Police were justified in shooting a Hawkes Bay man left
paralysed as a result, an independent report has found.
The police officer who shot David Taite in 2011 in Central
Hawkes Bay was lawfully justified given the dangerous
circumstances he faced, an Independent Police Conduct
Authority has found.
According to the report released today Taite was well known
to police, had a "significant and serious criminal history"
which included a conviction for the attempted murder of a
police officer and multiple family violence offences.
In the six weeks prior to the incident in the early hours of
Thursday October 20, 2011, Taite had made a number of threats
that had been reported to police. These included threatening
to burn down the Dannevirke property owned by his landlord
and threatening to kill his former partner and to shoot other
people. He also spoke of killing himself and causing damage
to other people's property. Police had also been advised that
Taite had access to weapons.
Police had been searching for Taite since September 10 and
since that time the Dannevirke and Central Hawkes Bay police
had been authorised to carry firearms in response to his
previous threats and confrontations with police.
On October 19, an Otane resident phoned police to report a
sighting of Taite. Two police officers who were travelling
from Hastings were advised of the call and as they turned off
State Highway 2 into Higginson Street in Otane they passed a
Nissan station wagon. Suspecting that Taite was in the car
the officers followed the vehicle onto SH2 before signalling
the Nissan to stop about 100 metres south of Higginson
One of the officers spoke to the driver and the passenger of
the car and asked for their details. Taite, who was the
passenger, gave a false name and became agitated.
Both officers then returned to the patrol car. They decided
that one of the officers would stand behind the patrol car
with a rifle and watch the passenger while the other radioed
to check the car occupants' details and confirm Taite's
Taite got out of the Nissan and with his right hand inside
his sweatshirt holding what looked like a cylindrical object,
walked towards the car. Taite called out that he had a gun
and was going to kill the officer. At this point the officer,
who was on the radio, got out of the patrol car and drew his
glock pistol, telling Taite he was armed and that Taite
should get on the ground.
Ignoring this instruction Taite moved towards the officer,
who repeated the instruction to lie down. Taite ignored this
and continued to advance towards the officer who then fired a
single shot at Taite's chest. Taite fell to the ground and
continued to yell abuse at the officers.
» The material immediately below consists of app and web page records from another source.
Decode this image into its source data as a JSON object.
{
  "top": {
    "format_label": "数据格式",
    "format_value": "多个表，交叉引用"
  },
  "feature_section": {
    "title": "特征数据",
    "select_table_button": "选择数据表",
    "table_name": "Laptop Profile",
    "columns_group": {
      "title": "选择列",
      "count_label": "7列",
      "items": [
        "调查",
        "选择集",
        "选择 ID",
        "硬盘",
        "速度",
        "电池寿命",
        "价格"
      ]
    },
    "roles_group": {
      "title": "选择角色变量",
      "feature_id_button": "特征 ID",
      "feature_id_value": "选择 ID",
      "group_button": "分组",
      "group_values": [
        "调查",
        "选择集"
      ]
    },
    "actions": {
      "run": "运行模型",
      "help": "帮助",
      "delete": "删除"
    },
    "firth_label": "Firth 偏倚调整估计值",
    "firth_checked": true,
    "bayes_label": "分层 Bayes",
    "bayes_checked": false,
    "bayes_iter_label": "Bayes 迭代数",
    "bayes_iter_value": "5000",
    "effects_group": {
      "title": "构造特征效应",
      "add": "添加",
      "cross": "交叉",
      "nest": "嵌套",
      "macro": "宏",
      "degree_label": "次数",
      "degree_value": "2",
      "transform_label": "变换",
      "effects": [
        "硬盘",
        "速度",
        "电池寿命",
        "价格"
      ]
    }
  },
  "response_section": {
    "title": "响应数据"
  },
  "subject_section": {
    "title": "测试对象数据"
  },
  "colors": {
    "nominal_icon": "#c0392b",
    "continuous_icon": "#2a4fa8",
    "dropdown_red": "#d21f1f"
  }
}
He then started
crawling towards the open driver's side door of the patrol
car where the keys were in the ignition and the car was
Concerned that Taite might attempt to escape using the police
car, one of the officers ordered him to roll over and show
his hands. Taite then put his hand inside his trousers and
replied that he had a grenade and was going to blow everyone
up. Concerned about this new threat and the safety of those
around him, the officer struck Taite in the face, stunning
him. Both officers then handcuffed him. The officers assessed
Taite's injuries as they waited for the ambulance to arrive.
Taite suffered a spinal injury from the gunshot and is
permanently paralysed from his waist down.
In releasing today's report Independent Police Conduct
Authority chairman Judge Sir David Carruthers said the
officers involved did all they could to manage a difficult
"Both officers were justified in arming themselves and in
stopping the Nissan car. Likewise the officer who shot and
kicked Mr Taite was lawfully justified in doing so given the
circumstances he was faced with."
- Hawke's Bay Today